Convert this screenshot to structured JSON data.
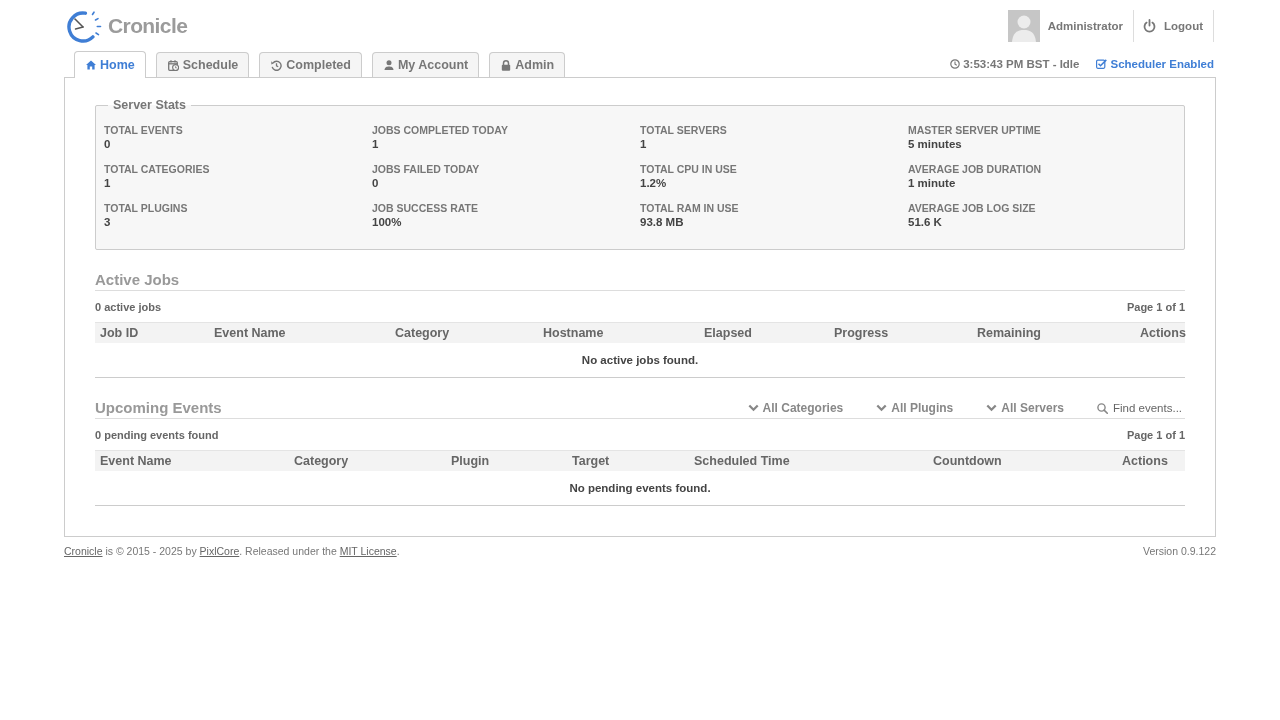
{
  "header": {
    "logo_text": "Cronicle",
    "user_name": "Administrator",
    "logout_label": "Logout"
  },
  "tabs": [
    {
      "label": "Home",
      "selected": true
    },
    {
      "label": "Schedule",
      "selected": false
    },
    {
      "label": "Completed",
      "selected": false
    },
    {
      "label": "My Account",
      "selected": false
    },
    {
      "label": "Admin",
      "selected": false
    }
  ],
  "status": {
    "clock": "3:53:43 PM BST - Idle",
    "scheduler": {
      "label": "Scheduler Enabled",
      "checked": true
    }
  },
  "server_stats": {
    "title": "Server Stats",
    "items": [
      {
        "label": "TOTAL EVENTS",
        "value": "0"
      },
      {
        "label": "JOBS COMPLETED TODAY",
        "value": "1"
      },
      {
        "label": "TOTAL SERVERS",
        "value": "1"
      },
      {
        "label": "MASTER SERVER UPTIME",
        "value": "5 minutes"
      },
      {
        "label": "TOTAL CATEGORIES",
        "value": "1"
      },
      {
        "label": "JOBS FAILED TODAY",
        "value": "0"
      },
      {
        "label": "TOTAL CPU IN USE",
        "value": "1.2%"
      },
      {
        "label": "AVERAGE JOB DURATION",
        "value": "1 minute"
      },
      {
        "label": "TOTAL PLUGINS",
        "value": "3"
      },
      {
        "label": "JOB SUCCESS RATE",
        "value": "100%"
      },
      {
        "label": "TOTAL RAM IN USE",
        "value": "93.8 MB"
      },
      {
        "label": "AVERAGE JOB LOG SIZE",
        "value": "51.6 K"
      }
    ]
  },
  "active_jobs": {
    "title": "Active Jobs",
    "count": "0 active jobs",
    "pagination": "Page 1 of 1",
    "columns": [
      "Job ID",
      "Event Name",
      "Category",
      "Hostname",
      "Elapsed",
      "Progress",
      "Remaining",
      "Actions"
    ],
    "empty_message": "No active jobs found."
  },
  "upcoming_events": {
    "title": "Upcoming Events",
    "filters": [
      "All Categories",
      "All Plugins",
      "All Servers"
    ],
    "search": {
      "placeholder": "Find events..."
    },
    "count": "0 pending events found",
    "pagination": "Page 1 of 1",
    "columns": [
      "Event Name",
      "Category",
      "Plugin",
      "Target",
      "Scheduled Time",
      "Countdown",
      "Actions"
    ],
    "empty_message": "No pending events found."
  },
  "footer": {
    "credits": [
      {
        "kind": "link",
        "text": "Cronicle"
      },
      {
        "kind": "text",
        "text": " is © 2015 - 2025 by "
      },
      {
        "kind": "link",
        "text": "PixlCore"
      },
      {
        "kind": "text",
        "text": ". Released under the "
      },
      {
        "kind": "link",
        "text": "MIT License"
      },
      {
        "kind": "text",
        "text": "."
      }
    ],
    "version": "Version 0.9.122"
  }
}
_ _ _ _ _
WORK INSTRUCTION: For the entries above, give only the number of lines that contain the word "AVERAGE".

RESPONSE AREA: 2